But for an atheist, this humanistic impulse rests on pretty shaky ground. Why be nice, or good, or loving, or charitable, to other people? What’s so special about them?
Some will shrug their shoulders and say it doesn’t matter. They just think we should. It feels right. Others will try to argue that charity towards others is actually in our self-interest: either because it eventually will rebound our way like karma, or because it just makes us feel good about ourselves.
But what about when it doesn’t feel right? What if the other person is a jerk? What if being good to another clearly inconveniences us or even harms us? Why should we do it then? The unbeliever has no answer.
The believer does. Theism provides a foundation for authentic humanism. We are to love one another not only because God commands it, but because it’s just—because God made those other people, and keeps them in being, and loves them, and thereby infuses them with their own value. How can the even boldest secular humanists in history compete with that glorious vision of mankind?
4. Got Grace
If there’s a more universal constant in human experience than sin, I don’t know what it is. Believers and unbelievers all know what it’s like to know what is right but to do the opposite anyway (Rom. 7:22-23).
To what do unbelievers appeal in this unhappy circumstance? All they have is themselves—which is the problem in the first place. Yes, some extraordinary people are able to go quite far on natural virtue alone, but they’re an exception. The rest lie on analysts’ couches and crowd self-help seminars desperate for some natural key to improvement. Or they despair.
Even if there were no God, I think that even the idea of divine help is… helpful. Believing that we’re not on our own, that with enough faith and practice and perseverance we can overcome sin, because we have access to spiritual energy outside of ourselves, can only aid us in our quest to be good people.

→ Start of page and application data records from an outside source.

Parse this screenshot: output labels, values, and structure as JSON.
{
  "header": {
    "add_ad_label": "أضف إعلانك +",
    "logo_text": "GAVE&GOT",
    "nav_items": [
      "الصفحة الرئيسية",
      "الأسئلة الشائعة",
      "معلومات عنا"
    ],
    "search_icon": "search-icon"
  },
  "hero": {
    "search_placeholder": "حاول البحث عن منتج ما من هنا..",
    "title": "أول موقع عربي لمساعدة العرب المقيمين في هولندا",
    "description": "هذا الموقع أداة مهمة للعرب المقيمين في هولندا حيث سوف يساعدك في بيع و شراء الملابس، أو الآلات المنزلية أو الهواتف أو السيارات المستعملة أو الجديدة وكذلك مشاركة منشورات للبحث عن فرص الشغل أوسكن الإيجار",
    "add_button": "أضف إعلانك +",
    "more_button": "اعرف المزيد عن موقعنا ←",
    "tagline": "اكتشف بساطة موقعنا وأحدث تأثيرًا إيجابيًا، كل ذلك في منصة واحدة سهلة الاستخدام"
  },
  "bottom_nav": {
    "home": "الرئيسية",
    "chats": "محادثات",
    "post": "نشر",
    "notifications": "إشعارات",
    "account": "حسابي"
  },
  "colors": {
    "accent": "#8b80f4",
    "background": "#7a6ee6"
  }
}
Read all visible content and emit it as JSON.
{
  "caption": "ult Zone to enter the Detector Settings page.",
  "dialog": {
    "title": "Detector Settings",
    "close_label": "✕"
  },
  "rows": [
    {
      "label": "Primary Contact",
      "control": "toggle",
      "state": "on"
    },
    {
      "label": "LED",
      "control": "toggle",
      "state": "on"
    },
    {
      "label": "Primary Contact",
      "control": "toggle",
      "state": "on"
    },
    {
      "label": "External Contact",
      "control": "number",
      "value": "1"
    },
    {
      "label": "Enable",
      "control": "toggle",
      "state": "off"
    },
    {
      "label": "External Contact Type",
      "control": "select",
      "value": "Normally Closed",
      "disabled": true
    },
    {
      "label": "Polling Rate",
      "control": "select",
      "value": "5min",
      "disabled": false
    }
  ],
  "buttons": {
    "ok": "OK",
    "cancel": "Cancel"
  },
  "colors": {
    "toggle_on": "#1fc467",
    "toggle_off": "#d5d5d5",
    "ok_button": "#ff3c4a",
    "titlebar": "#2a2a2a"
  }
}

So even if belief in God were just a moral crutch, it would be a handy and effective crutch. But most theists think it’s more than a crutch. We believe that God not only sets out the moral law and tells us to obey, but gives us the power to obey it—what we call actual grace. We’re able to transcend merely natural virtue, go beyond all that we have to give by our own power, because God gives us his power.
That power perfects our natural virtue, making us better people than we could otherwise have hoped to be. Better still, it enkindles in us supernatural virtue, moving us from being good people to a moral state nonbelievers cannot attain: holiness.